A related set of issues will concern how best to rectify Trump’s malfeasance when it comes to the rule of law. Pressure will emerge from norm-centric circles to, ironically, ratify Trump’s misdeeds by refusing to even mount an attempt to clean house at the FBI, ICE, CBP, and other elements of the federal law enforcement apparatus.

The reality, in other words, is that Democrats can’t unilaterally conjure up an era of bipartisanship or commitment to democracy and liberalism. They need to practice politics as best they can, and create the facts on the ground that are conducive to liberal aims. And excessive focus on the notion of Trump as a historical aberration is counterproductive to those ends.

Trump-centric politics fails

David Leonhardt wrote back in April about experimental work the data firm Civis Analytics did for Priorities USA during the Alabama special election focused on what messages did the best job of motivating African Americans to turn out and vote.

The most effective message, it turns out, was about education.

Perhaps more interesting, the least effective message was one that linked Roy Moore to Donald Trump. But Leonhardt quotes Civis as saying “this finding is consistent with previous research on African-American voters, which suggests that many feel less motivated to be politically involved when Trump’s name is invoked.” Conor Lamb, similarly, won a very difficult special election race in Western Pennsylvania (this time without benefit of a scandal-plagued opponent) by emphasizing his support for Social Security and Medicare in contrast to his opponent’s conventional conservative views.

To the most fulsome proponents of anti-Trump politics, however, like the Brookings Institution’s Benjamin Wittes, these are precisely the sort of traditional partisan issues that ought to be set aside in favor of “a political program based on the protection of American democracy and democratic institutions.”

Elevating the Trumpian threat in this way, however, only serves in practice to reinforce his political strength. It reduces all of American politics to a symbolic culture war battle, in which Trump’s team has the largest and most cohesive demographic bloc while actively demoralizing some key progressive constituencies. To win, the much more demographically disparate liberal coalition needs to make politics be about concrete things — schools, health care, Social Security, taxes — and emphasize the enduring relevance of “ordinary” politics to American life.
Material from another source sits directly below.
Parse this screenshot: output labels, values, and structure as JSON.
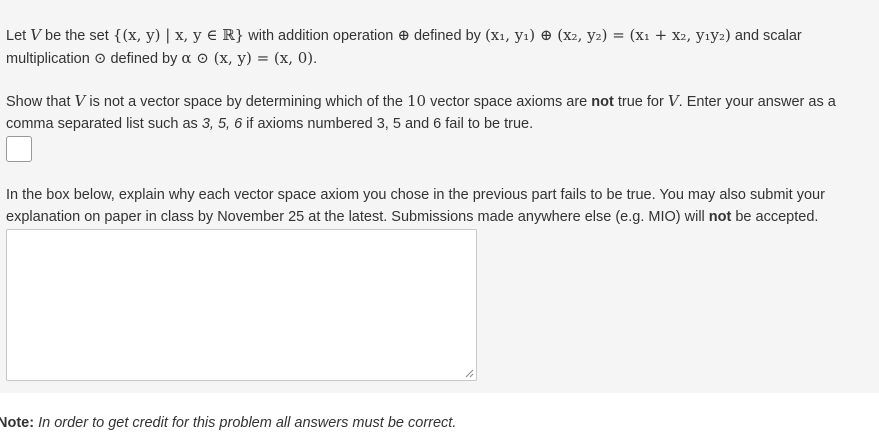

Thankfully, few proponents of normcore politics explicitly go as far as Wittes in exhorting Trump’s opponents to abjure conventional policy issues. But the insistence on exoticizing Trump — on seeing him not just as a threat to democracy and the rule of law but as a unique threat — necessarily tilts in that direction.
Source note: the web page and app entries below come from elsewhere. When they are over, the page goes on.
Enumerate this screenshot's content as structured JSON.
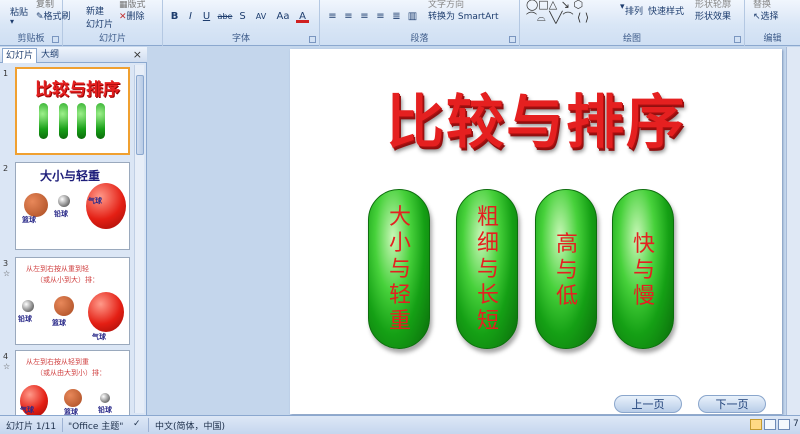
{
  "ribbon": {
    "clipboard": {
      "paste": "粘贴",
      "copy": "复制",
      "format_painter": "格式刷",
      "label": "剪贴板"
    },
    "slides": {
      "new_slide_line1": "新建",
      "new_slide_line2": "幻灯片",
      "layout": "版式",
      "delete": "删除",
      "label": "幻灯片"
    },
    "font": {
      "label": "字体",
      "bold": "B",
      "italic": "I",
      "underline": "U",
      "strike": "abe",
      "shadow": "S",
      "spacing": "AV",
      "case": "Aa",
      "color": "A"
    },
    "paragraph": {
      "label": "段落",
      "smartart": "转换为 SmartArt",
      "text_direction": "文字方向"
    },
    "drawing": {
      "label": "绘图",
      "arrange": "排列",
      "quick_styles": "快速样式",
      "shape_effects": "形状效果",
      "shape_outline": "形状轮廓"
    },
    "editing": {
      "label": "编辑",
      "select": "选择",
      "replace": "替换"
    }
  },
  "pane": {
    "tab_slides": "幻灯片",
    "tab_outline": "大纲",
    "close": "×",
    "thumbs": [
      {
        "num": "1",
        "title": "比较与排序"
      },
      {
        "num": "2",
        "title": "大小与轻重",
        "labels": [
          "篮球",
          "铅球",
          "气球"
        ]
      },
      {
        "num": "3",
        "title": "从左到右按从重到轻",
        "subtitle": "（或从小到大）排：",
        "labels": [
          "铅球",
          "篮球",
          "气球"
        ]
      },
      {
        "num": "4",
        "title": "从左到右按从轻到重",
        "subtitle": "（或从由大到小）排：",
        "labels": [
          "气球",
          "篮球",
          "铅球"
        ]
      }
    ]
  },
  "slide": {
    "title": "比较与排序",
    "pills": [
      {
        "text": "大小与轻重"
      },
      {
        "text": "粗细与长短"
      },
      {
        "text": "高与低"
      },
      {
        "text": "快与慢"
      }
    ],
    "prev": "上一页",
    "next": "下一页"
  },
  "status": {
    "slide_count": "幻灯片 1/11",
    "theme": "\"Office 主题\"",
    "language": "中文(简体，中国)",
    "zoom": "7"
  },
  "colors": {
    "title_red": "#e52020",
    "pill_green": "#15a015",
    "ribbon_bg": "#d9e6f6"
  }
}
The five Republican justices on the Supreme Court aren’t endorsing purges of the voting rolls because Trump forced them, and the North Carolina GOP didn’t need Trump’s inspiration to introduce yet another effort to disenfranchise voters via strict ID laws. It was George H.W. Bush, not Trump, who abusively wielded the pardon power to curb the special prosecutor investigation into the Iran-Contra scandal, and John Boehner killed the Voting Rights Act long before anyone took Trump’s presidential aspirations seriously.

None of this is to excuse Trump’s various misdeeds in any way. It’s merely to say that the present peril is not so different from the perils of the past. The time-honored solution of trying to select charismatic candidates who propose popular ideas that will improve normal people’s lives remains the correct one.

People have problems in life, and better public policy has the ability to ameliorate many of those problems. This has always been the core of politics, and it continues to deserve to be front and center in the Trump era. One needn’t be a socialist to see that. In fact, it’s extraordinarily dangerous for conventional liberals to simply cede the field of ordinary politics in favor of ruminating on the allegedly unique evils of Trump.

Sign up for the newsletter Sign up for Vox Recommends

Get curated picks of the best Vox journalism to read, watch, and listen to every week, from our editors.